--- PROBLEM TO WORK ON ---
The required result is a copy of each line below in which "icon" appears.

--- DATA LISTING ---
==============================
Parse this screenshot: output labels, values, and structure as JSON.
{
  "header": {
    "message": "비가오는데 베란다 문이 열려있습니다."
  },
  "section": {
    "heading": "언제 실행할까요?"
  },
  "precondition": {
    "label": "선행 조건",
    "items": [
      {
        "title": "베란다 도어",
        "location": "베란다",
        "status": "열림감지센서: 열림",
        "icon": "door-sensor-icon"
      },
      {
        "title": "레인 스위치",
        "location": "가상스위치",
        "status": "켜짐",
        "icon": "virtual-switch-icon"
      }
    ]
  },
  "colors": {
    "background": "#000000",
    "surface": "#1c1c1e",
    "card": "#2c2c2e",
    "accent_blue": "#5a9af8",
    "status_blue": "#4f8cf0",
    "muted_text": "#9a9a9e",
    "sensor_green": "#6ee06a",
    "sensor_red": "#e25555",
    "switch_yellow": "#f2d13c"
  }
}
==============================
--- RESULT OF THE TASK ---
        "icon": "door-sensor-icon"
        "icon": "virtual-switch-icon"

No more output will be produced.